[Start of section]

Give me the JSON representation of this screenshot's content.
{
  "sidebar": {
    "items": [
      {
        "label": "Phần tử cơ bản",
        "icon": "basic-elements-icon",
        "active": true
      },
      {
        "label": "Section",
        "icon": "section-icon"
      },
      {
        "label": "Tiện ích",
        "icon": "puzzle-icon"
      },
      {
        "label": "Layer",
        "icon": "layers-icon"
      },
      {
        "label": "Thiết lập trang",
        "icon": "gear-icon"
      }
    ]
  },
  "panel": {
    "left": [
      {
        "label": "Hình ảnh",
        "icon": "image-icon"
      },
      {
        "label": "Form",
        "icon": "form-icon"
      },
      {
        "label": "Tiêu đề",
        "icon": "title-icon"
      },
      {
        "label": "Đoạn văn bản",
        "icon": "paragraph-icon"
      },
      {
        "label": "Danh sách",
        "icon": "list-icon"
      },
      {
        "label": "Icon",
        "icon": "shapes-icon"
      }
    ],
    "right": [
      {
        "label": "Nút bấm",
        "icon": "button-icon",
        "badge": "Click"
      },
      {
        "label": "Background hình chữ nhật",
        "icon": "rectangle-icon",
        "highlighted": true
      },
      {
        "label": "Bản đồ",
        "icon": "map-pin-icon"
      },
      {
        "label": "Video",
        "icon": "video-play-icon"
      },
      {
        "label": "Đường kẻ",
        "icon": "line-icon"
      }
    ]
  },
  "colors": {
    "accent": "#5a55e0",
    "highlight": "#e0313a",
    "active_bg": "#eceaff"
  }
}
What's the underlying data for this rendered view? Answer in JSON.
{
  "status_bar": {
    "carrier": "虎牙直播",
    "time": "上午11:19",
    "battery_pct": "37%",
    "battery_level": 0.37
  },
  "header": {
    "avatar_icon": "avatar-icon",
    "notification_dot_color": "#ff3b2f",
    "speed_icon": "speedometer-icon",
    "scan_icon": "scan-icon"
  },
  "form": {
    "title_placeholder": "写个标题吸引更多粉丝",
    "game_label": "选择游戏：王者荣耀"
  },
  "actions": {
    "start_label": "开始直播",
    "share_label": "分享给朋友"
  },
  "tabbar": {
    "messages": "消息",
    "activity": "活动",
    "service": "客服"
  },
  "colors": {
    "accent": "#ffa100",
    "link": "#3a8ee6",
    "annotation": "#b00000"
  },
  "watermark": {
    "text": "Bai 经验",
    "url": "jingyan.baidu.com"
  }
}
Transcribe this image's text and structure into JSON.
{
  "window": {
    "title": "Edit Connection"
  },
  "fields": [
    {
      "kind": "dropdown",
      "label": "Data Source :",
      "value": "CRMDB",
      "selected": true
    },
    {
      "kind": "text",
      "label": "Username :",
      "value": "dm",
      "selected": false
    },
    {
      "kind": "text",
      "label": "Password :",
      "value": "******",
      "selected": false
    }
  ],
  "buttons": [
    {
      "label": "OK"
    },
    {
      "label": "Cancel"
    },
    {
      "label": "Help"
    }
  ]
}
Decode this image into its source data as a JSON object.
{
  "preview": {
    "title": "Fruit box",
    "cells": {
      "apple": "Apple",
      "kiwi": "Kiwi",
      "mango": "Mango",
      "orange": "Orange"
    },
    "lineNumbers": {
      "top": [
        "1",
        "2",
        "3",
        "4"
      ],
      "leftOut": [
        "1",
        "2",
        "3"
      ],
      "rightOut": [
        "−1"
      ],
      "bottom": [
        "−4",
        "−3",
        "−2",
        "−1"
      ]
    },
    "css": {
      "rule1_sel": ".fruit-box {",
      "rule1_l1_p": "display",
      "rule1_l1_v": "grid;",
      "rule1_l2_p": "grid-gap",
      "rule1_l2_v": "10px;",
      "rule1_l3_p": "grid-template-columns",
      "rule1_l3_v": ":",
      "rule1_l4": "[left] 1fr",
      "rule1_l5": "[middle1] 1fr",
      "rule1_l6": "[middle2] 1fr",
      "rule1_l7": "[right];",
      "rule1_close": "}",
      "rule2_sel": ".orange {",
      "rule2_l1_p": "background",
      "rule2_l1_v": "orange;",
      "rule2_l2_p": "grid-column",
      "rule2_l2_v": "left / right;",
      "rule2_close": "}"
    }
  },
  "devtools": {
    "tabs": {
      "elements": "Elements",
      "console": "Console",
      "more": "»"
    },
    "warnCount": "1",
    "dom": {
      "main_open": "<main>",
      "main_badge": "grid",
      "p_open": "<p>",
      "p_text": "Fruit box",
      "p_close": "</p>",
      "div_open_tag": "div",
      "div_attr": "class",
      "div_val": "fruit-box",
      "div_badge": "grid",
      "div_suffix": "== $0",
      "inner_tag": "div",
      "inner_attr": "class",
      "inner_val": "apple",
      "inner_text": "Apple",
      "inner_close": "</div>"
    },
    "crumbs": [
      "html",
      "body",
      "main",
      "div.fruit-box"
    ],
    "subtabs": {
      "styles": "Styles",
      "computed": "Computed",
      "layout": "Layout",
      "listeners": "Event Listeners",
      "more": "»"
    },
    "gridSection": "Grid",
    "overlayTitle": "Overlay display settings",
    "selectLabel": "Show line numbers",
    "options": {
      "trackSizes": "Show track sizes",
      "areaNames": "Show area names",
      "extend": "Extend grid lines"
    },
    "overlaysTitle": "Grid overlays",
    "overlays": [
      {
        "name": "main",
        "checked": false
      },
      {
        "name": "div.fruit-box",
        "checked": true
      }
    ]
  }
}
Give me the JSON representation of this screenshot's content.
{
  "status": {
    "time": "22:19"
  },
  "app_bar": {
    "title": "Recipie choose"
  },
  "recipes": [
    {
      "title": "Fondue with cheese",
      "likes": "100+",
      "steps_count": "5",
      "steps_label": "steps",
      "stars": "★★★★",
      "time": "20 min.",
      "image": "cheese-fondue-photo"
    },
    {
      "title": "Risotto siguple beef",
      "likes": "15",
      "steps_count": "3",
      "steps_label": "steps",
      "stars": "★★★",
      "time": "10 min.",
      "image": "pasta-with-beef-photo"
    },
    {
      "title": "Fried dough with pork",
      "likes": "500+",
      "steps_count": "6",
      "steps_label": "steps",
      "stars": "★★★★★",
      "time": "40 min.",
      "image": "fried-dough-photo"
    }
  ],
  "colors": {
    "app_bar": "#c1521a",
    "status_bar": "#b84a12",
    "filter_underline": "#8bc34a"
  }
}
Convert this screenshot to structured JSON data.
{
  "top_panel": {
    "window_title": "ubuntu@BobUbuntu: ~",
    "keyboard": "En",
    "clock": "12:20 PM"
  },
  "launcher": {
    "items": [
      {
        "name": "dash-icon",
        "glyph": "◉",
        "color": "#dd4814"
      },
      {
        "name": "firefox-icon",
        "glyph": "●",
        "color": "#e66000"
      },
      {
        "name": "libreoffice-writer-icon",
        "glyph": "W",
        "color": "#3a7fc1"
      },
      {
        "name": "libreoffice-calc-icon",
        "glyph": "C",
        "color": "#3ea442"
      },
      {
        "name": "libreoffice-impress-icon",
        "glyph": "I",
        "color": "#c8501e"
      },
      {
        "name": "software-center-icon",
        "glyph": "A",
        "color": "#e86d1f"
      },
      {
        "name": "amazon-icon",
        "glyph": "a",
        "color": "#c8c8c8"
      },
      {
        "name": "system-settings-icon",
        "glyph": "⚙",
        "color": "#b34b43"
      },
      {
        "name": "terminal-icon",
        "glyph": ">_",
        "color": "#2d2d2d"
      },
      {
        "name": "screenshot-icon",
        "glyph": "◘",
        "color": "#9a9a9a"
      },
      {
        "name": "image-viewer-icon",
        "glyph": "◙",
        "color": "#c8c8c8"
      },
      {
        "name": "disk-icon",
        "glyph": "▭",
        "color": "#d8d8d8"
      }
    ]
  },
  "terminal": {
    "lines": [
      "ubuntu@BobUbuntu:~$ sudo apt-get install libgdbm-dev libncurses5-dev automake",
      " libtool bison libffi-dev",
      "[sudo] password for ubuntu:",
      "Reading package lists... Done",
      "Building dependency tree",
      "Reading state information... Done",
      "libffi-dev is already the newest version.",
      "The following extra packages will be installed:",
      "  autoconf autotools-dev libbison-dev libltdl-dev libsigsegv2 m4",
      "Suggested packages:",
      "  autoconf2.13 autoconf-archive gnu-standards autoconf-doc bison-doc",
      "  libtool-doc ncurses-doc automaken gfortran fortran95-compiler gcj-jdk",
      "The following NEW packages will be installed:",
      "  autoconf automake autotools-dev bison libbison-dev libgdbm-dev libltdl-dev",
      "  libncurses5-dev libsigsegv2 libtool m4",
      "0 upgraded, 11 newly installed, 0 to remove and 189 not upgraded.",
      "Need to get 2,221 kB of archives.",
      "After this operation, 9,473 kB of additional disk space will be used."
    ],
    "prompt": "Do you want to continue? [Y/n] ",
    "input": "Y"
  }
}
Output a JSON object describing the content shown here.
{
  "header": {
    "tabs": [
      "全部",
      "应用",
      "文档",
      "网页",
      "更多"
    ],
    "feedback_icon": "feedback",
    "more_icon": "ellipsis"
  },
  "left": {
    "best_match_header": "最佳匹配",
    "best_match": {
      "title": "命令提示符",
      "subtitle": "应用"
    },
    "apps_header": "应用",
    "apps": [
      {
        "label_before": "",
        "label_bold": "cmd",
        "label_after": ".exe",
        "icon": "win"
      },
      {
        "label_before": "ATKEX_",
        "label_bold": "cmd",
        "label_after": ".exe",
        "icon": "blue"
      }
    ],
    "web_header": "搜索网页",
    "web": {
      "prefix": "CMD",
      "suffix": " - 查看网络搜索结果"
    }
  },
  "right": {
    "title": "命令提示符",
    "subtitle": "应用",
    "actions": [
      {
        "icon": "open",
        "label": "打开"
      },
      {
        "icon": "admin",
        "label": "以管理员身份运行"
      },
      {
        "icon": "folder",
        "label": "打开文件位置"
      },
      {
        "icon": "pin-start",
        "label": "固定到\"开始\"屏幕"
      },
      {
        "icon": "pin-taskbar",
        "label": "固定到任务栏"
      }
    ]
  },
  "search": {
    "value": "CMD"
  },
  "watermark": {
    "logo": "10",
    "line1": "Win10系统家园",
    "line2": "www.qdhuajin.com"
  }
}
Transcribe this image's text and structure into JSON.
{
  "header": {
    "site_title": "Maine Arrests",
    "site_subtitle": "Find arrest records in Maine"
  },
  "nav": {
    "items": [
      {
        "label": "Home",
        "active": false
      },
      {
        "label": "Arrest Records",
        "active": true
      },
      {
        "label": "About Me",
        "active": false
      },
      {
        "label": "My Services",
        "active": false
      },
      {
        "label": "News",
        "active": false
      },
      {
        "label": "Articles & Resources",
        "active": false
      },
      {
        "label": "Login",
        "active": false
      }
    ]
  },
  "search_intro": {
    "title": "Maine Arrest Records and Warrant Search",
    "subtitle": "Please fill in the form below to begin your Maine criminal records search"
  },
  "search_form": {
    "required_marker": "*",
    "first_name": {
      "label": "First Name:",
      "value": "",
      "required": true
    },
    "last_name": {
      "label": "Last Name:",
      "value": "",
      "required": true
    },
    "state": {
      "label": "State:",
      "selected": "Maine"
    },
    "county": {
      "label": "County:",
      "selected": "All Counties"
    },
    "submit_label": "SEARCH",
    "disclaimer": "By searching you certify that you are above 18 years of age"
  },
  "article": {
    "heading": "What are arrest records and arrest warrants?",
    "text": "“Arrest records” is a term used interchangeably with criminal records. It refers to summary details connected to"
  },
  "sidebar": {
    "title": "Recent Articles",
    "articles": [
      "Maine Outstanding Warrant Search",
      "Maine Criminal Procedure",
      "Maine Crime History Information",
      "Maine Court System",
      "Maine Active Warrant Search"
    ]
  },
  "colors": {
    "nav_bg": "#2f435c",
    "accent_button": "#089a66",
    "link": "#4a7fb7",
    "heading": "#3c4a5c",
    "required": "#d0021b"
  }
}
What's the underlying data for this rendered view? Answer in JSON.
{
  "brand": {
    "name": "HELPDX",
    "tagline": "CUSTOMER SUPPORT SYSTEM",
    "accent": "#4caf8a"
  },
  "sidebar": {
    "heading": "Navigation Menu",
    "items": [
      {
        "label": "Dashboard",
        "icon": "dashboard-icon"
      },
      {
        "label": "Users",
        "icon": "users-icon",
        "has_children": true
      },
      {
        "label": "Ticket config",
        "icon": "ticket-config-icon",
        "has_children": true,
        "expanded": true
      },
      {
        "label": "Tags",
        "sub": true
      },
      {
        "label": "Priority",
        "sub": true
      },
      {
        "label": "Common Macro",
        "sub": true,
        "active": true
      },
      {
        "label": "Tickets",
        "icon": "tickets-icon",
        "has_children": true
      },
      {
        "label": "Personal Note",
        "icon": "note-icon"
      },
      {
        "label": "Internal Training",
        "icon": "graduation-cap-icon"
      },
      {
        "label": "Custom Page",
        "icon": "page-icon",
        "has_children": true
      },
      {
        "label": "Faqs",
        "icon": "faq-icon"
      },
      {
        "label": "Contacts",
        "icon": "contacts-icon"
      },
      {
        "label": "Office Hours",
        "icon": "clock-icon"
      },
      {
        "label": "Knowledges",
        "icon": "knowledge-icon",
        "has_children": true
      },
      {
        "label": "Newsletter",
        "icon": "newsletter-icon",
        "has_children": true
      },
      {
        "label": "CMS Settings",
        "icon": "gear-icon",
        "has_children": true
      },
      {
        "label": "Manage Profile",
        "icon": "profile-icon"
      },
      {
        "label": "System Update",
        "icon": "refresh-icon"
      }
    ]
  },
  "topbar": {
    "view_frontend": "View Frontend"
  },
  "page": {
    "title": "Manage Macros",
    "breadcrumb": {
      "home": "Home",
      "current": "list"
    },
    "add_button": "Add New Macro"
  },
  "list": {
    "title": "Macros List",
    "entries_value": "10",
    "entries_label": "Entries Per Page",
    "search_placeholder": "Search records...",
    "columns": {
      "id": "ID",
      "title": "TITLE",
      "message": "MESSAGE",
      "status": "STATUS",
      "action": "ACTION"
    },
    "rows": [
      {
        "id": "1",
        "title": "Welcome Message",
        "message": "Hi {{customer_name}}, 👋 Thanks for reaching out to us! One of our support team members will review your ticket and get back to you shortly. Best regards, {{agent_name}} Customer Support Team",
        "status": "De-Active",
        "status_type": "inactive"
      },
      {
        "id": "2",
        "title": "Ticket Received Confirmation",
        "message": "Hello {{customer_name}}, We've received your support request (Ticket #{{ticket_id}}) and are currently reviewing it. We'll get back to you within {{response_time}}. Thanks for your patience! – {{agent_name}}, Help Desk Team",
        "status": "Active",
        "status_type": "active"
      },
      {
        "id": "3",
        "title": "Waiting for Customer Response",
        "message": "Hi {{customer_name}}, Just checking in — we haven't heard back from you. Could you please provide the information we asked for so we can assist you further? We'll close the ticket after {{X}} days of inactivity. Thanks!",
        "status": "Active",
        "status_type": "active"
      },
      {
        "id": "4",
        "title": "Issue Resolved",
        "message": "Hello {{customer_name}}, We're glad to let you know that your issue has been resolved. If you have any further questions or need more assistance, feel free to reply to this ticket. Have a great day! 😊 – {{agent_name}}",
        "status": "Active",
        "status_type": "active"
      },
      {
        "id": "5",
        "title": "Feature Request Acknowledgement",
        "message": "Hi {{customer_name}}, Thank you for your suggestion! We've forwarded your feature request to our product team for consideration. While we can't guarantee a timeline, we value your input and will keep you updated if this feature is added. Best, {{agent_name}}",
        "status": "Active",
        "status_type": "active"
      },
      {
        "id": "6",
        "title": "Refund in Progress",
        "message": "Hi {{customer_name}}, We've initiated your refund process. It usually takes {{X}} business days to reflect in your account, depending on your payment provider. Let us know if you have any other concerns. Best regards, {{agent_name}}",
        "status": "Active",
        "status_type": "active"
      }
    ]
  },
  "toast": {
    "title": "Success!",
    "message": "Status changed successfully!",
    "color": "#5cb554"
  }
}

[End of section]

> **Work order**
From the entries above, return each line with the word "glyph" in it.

> **Task response**
        "glyph": "◉",
        "glyph": "●",
        "glyph": "W",
        "glyph": "C",
        "glyph": "I",
        "glyph": "A",
        "glyph": "a",
        "glyph": "⚙",
        "glyph": ">_",
        "glyph": "◘",
        "glyph": "◙",
        "glyph": "▭",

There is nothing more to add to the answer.